It seems lately we are posting lots of news about people talking about putting fibre into the last mile of the connection between our homes and a central connection point. This continues today with coverage in the Financial Times where it is detailed that Stephen Timms, the competitiveness minister has summoned a number of companies including BT, Virgin Media, BSkyB, Vodafone and Carphone Warehouse.
The meeting is to discuss the building of a true next generation fibre network in the UK. Do not confuse this with the many kilometres of fibre already in place in the ground, most reasonable sized telecommunications providers have their own national fibre network already or rent capacity from someone else. The bit that is missing is the fibre links from these massive networks to our homes (Fibre To The Home - FTTH), or at least the green street cabinets (Fibre To The Kerb/Cabinet - FTTK,FTTC).
It is estimated that FTTH would cost £15bn to do in the UK for the whole country, and FTTC would be cheaper at £7bn. In addition to this most of the major Internet infrastructure in the UK would need upgrading and larger international links would be required to cope with the larger amounts of data flying around.

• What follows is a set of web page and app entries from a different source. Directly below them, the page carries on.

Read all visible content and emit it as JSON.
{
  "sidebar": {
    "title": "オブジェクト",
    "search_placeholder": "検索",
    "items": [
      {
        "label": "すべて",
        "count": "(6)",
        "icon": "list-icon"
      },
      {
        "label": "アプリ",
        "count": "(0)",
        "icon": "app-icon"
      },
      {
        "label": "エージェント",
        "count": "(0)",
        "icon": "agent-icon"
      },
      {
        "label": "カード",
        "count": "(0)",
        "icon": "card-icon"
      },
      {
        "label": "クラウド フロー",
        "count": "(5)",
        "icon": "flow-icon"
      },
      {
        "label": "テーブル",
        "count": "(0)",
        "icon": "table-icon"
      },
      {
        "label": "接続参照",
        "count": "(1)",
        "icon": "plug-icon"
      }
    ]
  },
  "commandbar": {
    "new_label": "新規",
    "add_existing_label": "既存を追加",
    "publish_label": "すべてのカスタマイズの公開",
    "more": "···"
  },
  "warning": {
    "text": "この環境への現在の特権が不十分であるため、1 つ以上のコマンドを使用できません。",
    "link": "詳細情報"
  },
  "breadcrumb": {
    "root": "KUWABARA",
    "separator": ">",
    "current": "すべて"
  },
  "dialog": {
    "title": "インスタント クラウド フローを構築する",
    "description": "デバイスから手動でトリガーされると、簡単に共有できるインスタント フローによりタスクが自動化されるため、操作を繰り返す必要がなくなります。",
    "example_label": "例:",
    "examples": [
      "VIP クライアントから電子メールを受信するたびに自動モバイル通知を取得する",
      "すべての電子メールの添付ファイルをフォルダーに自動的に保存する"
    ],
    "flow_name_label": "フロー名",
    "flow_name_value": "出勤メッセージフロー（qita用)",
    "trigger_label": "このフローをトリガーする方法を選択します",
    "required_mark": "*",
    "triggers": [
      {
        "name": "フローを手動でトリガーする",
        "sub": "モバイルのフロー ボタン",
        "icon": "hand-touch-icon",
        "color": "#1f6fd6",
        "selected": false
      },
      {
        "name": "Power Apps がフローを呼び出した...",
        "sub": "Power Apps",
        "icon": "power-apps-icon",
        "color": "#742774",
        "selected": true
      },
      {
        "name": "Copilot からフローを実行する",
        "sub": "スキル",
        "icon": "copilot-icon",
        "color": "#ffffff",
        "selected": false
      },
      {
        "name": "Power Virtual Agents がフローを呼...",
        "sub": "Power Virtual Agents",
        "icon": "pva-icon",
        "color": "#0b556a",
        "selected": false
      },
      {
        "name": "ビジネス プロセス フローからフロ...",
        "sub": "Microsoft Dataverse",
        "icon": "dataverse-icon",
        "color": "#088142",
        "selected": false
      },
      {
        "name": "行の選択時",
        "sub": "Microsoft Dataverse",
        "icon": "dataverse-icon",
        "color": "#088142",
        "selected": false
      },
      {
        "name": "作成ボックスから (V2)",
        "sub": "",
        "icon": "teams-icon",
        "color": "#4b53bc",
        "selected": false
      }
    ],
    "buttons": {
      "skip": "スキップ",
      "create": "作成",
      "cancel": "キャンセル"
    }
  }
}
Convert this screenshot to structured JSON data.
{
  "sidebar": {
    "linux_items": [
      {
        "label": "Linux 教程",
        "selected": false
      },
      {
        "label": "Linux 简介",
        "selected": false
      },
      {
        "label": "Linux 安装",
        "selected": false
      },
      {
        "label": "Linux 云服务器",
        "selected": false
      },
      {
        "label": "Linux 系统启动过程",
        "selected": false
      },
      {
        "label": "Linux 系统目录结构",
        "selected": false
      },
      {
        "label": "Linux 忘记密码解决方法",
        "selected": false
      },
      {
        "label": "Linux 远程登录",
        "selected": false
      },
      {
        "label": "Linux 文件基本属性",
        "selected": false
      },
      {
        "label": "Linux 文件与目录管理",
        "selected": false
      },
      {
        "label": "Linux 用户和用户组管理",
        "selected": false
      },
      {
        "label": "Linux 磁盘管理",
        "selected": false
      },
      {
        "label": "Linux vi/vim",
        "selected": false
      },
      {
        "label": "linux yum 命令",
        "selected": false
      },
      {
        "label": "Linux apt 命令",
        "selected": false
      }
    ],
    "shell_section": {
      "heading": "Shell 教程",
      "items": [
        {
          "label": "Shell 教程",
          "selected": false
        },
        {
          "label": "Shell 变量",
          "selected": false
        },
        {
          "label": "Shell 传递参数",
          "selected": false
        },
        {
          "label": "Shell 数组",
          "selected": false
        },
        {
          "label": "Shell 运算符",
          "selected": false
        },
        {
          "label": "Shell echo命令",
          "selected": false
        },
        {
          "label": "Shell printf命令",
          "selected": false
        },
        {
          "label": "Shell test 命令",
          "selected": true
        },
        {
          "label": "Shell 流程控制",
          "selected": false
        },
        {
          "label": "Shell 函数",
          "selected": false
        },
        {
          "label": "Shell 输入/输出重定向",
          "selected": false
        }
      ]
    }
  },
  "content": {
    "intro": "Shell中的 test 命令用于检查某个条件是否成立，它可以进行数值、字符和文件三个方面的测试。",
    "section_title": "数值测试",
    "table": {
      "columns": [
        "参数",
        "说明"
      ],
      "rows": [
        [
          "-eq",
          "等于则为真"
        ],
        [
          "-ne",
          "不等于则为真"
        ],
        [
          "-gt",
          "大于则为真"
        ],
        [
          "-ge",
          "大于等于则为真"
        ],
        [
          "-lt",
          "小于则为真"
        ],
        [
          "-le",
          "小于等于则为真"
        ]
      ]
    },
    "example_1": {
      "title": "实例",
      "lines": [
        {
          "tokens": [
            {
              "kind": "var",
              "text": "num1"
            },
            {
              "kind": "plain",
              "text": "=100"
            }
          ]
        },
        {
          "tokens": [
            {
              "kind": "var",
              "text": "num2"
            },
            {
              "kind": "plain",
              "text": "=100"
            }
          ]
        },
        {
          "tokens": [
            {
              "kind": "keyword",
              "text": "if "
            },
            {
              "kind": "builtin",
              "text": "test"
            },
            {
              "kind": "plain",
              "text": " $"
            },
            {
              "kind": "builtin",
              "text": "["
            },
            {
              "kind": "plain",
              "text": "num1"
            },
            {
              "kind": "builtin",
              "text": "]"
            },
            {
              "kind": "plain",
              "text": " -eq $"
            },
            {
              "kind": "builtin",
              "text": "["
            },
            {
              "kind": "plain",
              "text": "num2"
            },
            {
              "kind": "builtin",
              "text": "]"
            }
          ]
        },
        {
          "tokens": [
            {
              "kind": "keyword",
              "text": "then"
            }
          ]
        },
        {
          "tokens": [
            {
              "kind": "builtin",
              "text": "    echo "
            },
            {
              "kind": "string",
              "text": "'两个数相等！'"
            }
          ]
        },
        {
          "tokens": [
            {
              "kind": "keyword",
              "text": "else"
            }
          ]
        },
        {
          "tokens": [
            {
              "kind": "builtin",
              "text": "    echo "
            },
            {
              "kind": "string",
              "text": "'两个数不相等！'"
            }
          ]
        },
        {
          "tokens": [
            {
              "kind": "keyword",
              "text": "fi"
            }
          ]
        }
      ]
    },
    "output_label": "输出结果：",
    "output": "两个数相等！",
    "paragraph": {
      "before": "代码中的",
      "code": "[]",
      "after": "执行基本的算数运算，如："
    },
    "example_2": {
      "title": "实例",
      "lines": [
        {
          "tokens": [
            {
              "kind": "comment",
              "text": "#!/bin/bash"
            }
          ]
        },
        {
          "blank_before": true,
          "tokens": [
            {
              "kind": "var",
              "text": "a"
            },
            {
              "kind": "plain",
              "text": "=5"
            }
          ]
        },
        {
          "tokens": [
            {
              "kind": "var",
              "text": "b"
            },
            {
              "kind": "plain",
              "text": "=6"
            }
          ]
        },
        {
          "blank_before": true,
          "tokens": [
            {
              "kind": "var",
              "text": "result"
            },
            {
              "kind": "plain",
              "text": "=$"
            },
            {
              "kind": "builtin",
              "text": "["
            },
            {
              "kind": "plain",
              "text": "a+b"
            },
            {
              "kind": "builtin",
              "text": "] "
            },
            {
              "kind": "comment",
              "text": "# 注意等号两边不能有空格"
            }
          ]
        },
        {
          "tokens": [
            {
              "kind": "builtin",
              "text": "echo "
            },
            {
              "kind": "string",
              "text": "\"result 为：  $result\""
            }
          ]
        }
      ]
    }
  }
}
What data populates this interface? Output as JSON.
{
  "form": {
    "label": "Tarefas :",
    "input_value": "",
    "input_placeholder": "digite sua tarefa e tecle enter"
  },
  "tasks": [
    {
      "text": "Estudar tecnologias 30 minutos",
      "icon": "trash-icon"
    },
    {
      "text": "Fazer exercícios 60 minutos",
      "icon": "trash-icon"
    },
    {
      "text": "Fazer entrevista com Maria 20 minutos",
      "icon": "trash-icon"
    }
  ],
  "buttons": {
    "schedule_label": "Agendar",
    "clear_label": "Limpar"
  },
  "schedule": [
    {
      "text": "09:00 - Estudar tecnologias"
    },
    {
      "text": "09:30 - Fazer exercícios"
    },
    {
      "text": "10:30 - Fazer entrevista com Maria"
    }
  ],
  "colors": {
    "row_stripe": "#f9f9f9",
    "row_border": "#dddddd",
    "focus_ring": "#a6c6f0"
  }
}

Virgin Media has a FTTC type architecture already with fibre optic cable to its cabinets in digital areas, and then co-ax cable to customers homes. It is this that makes possible the 50Mbps service promised for next year, but we are concerned that if Virgin Media goes ahead with yet more speed upgrades without improving experience of users on its current products they will sully the reputation built up by Telewest over the last few years and people will leave in droves. Criticism is not just due at Virgin Media a great many providers have networks that just about cope with current broadband usage, there seems little sense in letting us all connect faster if the result will be ever harsher traffic management and actual speeds remaining around 2Mbps at peak times.
"Ultra-fast broadband is going to be a key future technology that will allow our businesses to innovate, grow and create wealth. We need to be discussing today how we can put this new network into place, because delay could be a barrier to the future success of our economy"Stephen Timms, the competitiveness minister
Unfortunately if we wanted to ensure we were at the cutting edge we have failed and now is not the time for talking, but for actual roll-out. With no roll-out in the next few months we appear destined to remain a number of years behind other countries.
Unless Stephen Timms is about to put some form of incentive on the table, we don't really see things moving forward any faster than they are now. Ultimately if ultra-fast broadband is critical to the UK economy, then perhaps the government should look towards kick starting things by putting some money behind the words. Competition alone has brought us to the point where margins are so slim providers have very little spare capital for any project that does not have an immediate return. It is looking like co-operation rather than competition is needed.